Xander Schauffele looks like golf’s next star after runner-up finish at British Open

Xander Schauffele is moving closer to a major championship, and with head-spinning speed, but that provided little solace to him Sunday. Schauffele was dealing with the disappointment of a runner-up finish to Francesco Molinari in the British Open at Carnoustie.

Despite having a share of the lead down the stretch, Schauffele went bogey-par in the final two holes to Molinari’s par-birdie, and that proved the two-stroke difference. Schauffele finished tied with Justin Rose, Rory McIlroy and Kevin Kisner.

“A bit of a disappointment,” said Schauffele, who shot rounds of 71, 66, 67 and 74. “Obviously, when you don’t win, you’re disappointed. Hats off to Francesco. Looked up on 17 and saw that he got to minus-eight, which is just incredible golf and an incredible finish.”

Strong performances are becoming the norm for Schauffele, who was born in La Jolla, attended San Diego State and was selected 2017 rookie of the year on the PGA Tour after two wins and several other impressive showings. In majors, the 24-year-old has been unflappable, tying for 20th at the British Open last year and fifth at the U.S. Open. Last month he returned to the U.S. Open and tied for sixth.

Schauffele won $694,250 for his second-place finish Sunday, with Molinari winning $1,890,000. At one point Schauffele was one of six players locked in a first-place tie.


“Chaotic is probably the best way to put it,” said Schauffele, who was paired with Jordan Spieth as two of the three co-leaders. “Jordan and I, we got off to a nice, sort of easygoing start, had a couple of birdie looks. And then whatever happened, happened, where we were in the strangest spots possible on the golf course, where we didn’t think we’d be.

“Every time I looked up at the leaderboard, there’s four, five, six guys in the lead, and five, six guys one back.”

Much of the focus was on the return to relevance of Tiger Woods, who last won a major when the U.S. Open was at Torrey Pines in 2008. Schauffele was there in the gallery, a 14-year-old fan.

“I stood by the tree that’s fallen at Torrey Pines, and when Tiger made the putt on 18 to get into the playoff with Rocco [Mediate],” he said, “it was a little bit louder probably when he did that than today was. I think the winds kind of took over the crowds here.”

Then, a confession.

“I don’t like watching golf too much,” Schauffele said. “Golf’s not as exciting as other sports. But at that moment on the 18th green, with the arena, with the people around [Woods], him having to make that 12-footer on crappy poa annua greens, and the roar and the celebration, is probably as exciting as you can make golf. I was happy to be there and share the moment.”

Well, it could be more exciting for Schauffele. But that’s to come.

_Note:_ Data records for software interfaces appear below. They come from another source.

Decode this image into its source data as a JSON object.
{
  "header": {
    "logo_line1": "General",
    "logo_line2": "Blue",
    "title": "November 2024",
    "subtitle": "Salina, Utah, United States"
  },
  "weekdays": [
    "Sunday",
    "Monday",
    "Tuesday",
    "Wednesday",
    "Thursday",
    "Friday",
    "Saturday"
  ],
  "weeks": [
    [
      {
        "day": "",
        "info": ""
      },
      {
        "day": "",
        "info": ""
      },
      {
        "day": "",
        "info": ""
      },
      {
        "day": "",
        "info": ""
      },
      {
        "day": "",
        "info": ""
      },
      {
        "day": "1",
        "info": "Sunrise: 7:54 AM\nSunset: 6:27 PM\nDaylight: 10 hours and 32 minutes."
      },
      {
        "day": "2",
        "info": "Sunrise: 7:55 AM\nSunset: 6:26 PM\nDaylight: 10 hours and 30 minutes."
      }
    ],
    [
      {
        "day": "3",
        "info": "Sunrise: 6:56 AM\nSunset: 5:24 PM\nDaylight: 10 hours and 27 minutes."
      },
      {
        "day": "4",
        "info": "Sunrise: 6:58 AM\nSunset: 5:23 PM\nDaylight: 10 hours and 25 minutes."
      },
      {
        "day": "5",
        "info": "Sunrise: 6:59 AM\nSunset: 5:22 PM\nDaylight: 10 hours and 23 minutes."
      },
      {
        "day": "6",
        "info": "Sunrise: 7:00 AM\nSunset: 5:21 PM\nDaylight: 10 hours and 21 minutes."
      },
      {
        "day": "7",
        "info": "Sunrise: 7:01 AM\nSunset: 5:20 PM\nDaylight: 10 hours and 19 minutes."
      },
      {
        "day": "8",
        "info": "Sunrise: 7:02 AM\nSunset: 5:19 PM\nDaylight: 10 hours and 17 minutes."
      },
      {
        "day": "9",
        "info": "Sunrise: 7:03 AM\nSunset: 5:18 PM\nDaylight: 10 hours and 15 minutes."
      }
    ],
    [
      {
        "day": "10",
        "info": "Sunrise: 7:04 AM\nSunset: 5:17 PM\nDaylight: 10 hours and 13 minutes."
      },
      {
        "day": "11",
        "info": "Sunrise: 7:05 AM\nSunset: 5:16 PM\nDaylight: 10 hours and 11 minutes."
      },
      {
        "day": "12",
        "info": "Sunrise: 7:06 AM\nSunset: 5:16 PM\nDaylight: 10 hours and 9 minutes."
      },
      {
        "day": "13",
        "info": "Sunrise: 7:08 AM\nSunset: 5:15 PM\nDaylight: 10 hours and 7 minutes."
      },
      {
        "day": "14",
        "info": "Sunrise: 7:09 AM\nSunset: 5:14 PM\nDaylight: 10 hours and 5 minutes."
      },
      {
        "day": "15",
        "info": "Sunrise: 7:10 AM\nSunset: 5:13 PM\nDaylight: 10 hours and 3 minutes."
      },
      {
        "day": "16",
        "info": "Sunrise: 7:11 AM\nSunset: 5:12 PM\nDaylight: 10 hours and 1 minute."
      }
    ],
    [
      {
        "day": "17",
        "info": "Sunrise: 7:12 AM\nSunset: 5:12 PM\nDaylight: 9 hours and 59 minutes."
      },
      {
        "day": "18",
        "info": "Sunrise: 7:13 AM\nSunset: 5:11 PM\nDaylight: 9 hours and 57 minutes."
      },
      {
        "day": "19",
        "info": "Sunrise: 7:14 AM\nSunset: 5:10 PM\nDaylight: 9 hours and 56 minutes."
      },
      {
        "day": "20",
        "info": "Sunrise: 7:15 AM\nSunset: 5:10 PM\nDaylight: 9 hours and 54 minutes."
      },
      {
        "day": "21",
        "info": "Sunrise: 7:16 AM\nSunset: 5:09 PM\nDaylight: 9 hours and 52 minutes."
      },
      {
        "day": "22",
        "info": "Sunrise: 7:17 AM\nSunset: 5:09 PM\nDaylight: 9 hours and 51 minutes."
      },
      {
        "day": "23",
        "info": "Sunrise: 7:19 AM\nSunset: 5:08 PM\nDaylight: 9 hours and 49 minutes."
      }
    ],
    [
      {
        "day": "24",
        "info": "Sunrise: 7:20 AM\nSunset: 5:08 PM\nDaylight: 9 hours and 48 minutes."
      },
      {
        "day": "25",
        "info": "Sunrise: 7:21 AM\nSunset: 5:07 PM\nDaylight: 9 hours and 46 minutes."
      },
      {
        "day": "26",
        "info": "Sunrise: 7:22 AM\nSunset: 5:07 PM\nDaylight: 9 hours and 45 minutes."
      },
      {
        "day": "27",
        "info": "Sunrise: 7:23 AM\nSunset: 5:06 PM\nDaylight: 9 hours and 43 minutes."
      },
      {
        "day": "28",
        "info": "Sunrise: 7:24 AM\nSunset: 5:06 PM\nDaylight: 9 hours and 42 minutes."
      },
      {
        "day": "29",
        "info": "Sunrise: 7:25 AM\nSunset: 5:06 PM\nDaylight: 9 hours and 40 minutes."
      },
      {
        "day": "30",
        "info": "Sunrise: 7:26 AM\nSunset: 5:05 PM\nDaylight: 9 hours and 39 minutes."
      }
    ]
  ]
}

Double take

Spieth, the tournament’s defending champion, glanced up at the scoreboard near the midway point of his final round and saw a blast from the past: Woods holding a Sunday lead at a major.

That could rattle anybody, considering how dominant Woods was at one time. But caddie Michael Greller helped keep Spieth calm.

“I saw it on maybe No. 7 or 8 green, and it was on accident,” Spieth said. “And I looked up, and I saw Tiger at No. 1, and he was leading solo, and I went to Michael, I was like, ‘Dammit, I looked at the board, dude.’ I was like frustrated at myself.

“He’s like, ‘He hasn’t been in this position in 10 years, and you’ve been here how many times in the last three years?’ He was, like, throwing it back at me. I was like, I feel fine. It’s OK. This is what you dream about anyway.”

He’s just dad

Despite briefly leading the tournament, Woods wound up finishing in a tie for sixth. He was first by a mile in the eyes of his daughter, Sam, 11, and son, Charlie, 9, who smothered him in bear hugs after his round.

“I told them I tried, and I said, ‘Hopefully you’re proud of your pops for trying as hard as I did,’ ” he said. “They gave me some — it’s pretty emotional because they gave me some pretty significant hugs there and squeezed. I know that they know how much this championship means to me and how much it feels good to be back playing again. To me, it’s just so special to have them aware because I’ve won a lot of golf tournaments in my career, but they don’t remember any of them.

“So for them to understand what I was doing early in my career — the only thing they’ve seen is my struggles and the pain I was going through. Now they just want to go play soccer with me. So that’s — man, it’s just such a great feeling.”

Follow Sam Farmer on Twitter @LATimesfarmer